These two indicators have in the past been very useful guides to ECB policy changes (see charts). Any move above 57 for the PMI composite output index usually represents hawkish territory, while readings below 51 are more consistent with additional stimulus.
However, the rate prescription also depends heavily on price trends. In that respect, an elevated price pressure index above 60 is indicative of the ECB mulling rate hikes while a drop below 50 is dovish.
At the moment, both output and price indicators have moved firmly out of hawkish territory at 51.3 and 57.9, respectively, though are not yet fully consistent with the ECB loosening policy.
A more comprehensive statistical analysis of the relationship between PMI price and output data against historical ECB decisions confirms that the survey data have moved into territory more aligned with policy stimulus rather than tighter policy, though again the signals are not compelling.
The model we have developed sends an 8% probability of a rate cut against just a 1% probability of tighter policy.

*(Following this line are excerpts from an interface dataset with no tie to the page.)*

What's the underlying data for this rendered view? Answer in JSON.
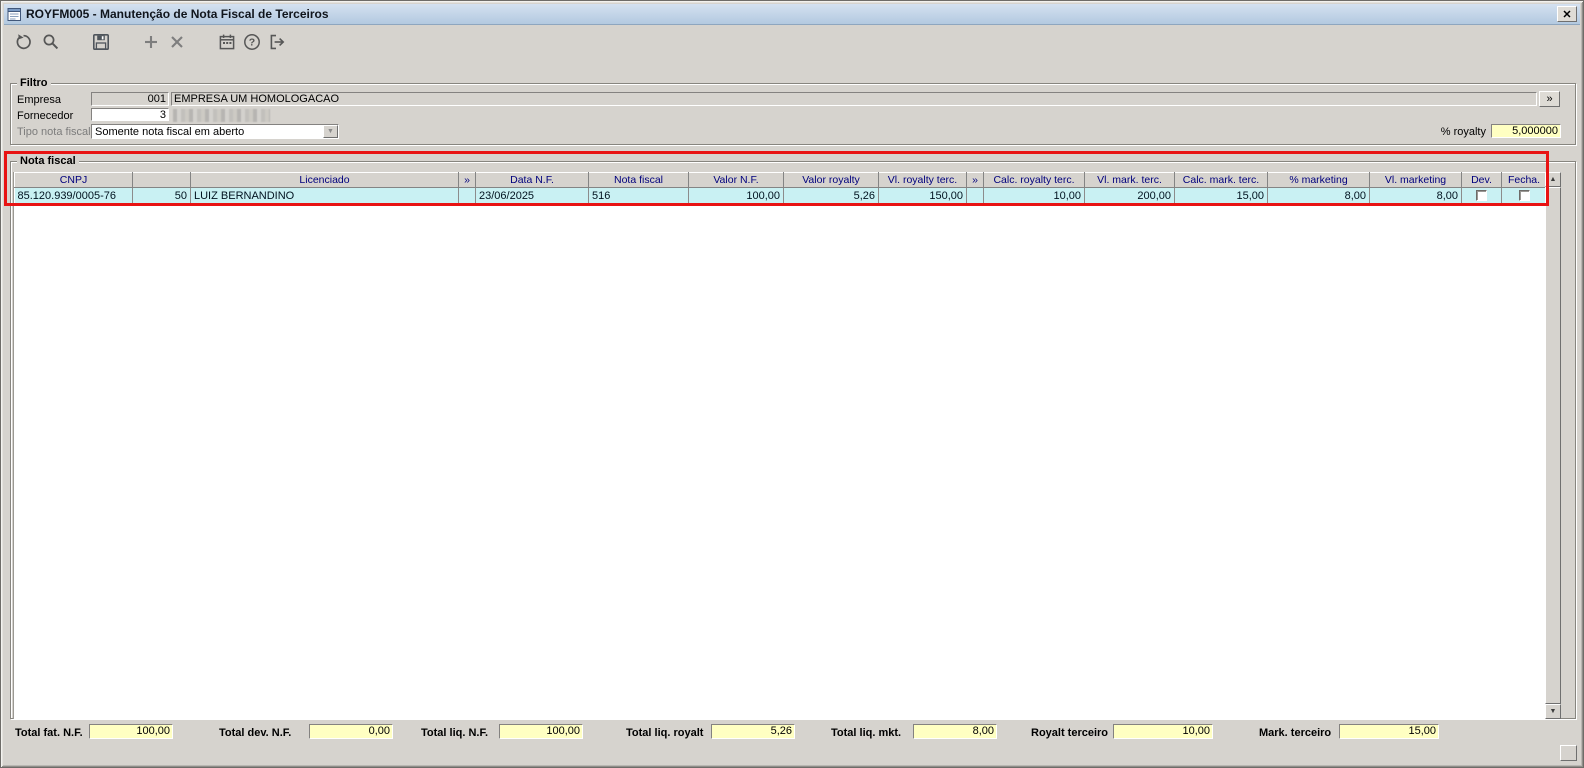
{
  "window": {
    "title": "ROYFM005 - Manutenção de Nota Fiscal de Terceiros"
  },
  "icons": {
    "close": "✕",
    "combo_arrow": "▼",
    "scroll_up": "▲",
    "scroll_down": "▼"
  },
  "toolbar": {
    "buttons": [
      "undo",
      "search",
      "save",
      "add",
      "delete",
      "calendar",
      "help",
      "exit"
    ]
  },
  "filtro": {
    "legend": "Filtro",
    "empresa": {
      "label": "Empresa",
      "code": "001",
      "name": "EMPRESA UM HOMOLOGACAO",
      "lookup_label": "»"
    },
    "fornecedor": {
      "label": "Fornecedor",
      "code": "3",
      "name_redacted": true
    },
    "tipo_nota_fiscal": {
      "label": "Tipo nota fiscal",
      "value": "Somente nota fiscal em aberto"
    },
    "royalty": {
      "label": "% royalty",
      "value": "5,000000"
    }
  },
  "nota_fiscal": {
    "legend": "Nota fiscal",
    "columns": [
      "CNPJ",
      "",
      "Licenciado",
      "»",
      "Data N.F.",
      "Nota fiscal",
      "Valor N.F.",
      "Valor royalty",
      "Vl. royalty terc.",
      "»",
      "Calc. royalty terc.",
      "Vl. mark. terc.",
      "Calc. mark. terc.",
      "% marketing",
      "Vl. marketing",
      "Dev.",
      "Fecha."
    ],
    "rows": [
      {
        "cells": [
          "85.120.939/0005-76",
          "50",
          "LUIZ BERNANDINO",
          "",
          "23/06/2025",
          "516",
          "100,00",
          "5,26",
          "150,00",
          "",
          "10,00",
          "200,00",
          "15,00",
          "8,00",
          "8,00"
        ],
        "dev_checked": false,
        "fecha_checked": false
      }
    ]
  },
  "totals": [
    {
      "label": "Total fat. N.F.",
      "value": "100,00"
    },
    {
      "label": "Total dev. N.F.",
      "value": "0,00"
    },
    {
      "label": "Total liq. N.F.",
      "value": "100,00"
    },
    {
      "label": "Total liq. royalt",
      "value": "5,26"
    },
    {
      "label": "Total liq. mkt.",
      "value": "8,00"
    },
    {
      "label": "Royalt terceiro",
      "value": "10,00"
    },
    {
      "label": "Mark. terceiro",
      "value": "15,00"
    }
  ]
}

Albeit low at face value, the resulting net implied probability of a rate cut is currently the highest since May 2016, which was just after the ECB cut rates to 0% in March 2016.
Given the deteriorating data flow, ECB head Mario Draghi has at least now acknowledged that the balance of risks to growth has moved to the downside. "It's a slowdown, which is not heading towards a recession, but it could be longer than expected", Draghi remarked in a speech on 15th January.
The central bank also recently downgraded growth projections for both 2018 and 2019, albeit still expecting to see a 1.7% expansion in 2019 after 1.9% growth in 2018. Such a view may soon seem optimistic unless the data pull higher at the start of 2019. IHS Markit is currently forecasting GDP growth of just 1.4% in 2019. In that respect, January's PMI data will therefore provide the first piece of the puzzle in the picture for the economy in 2019.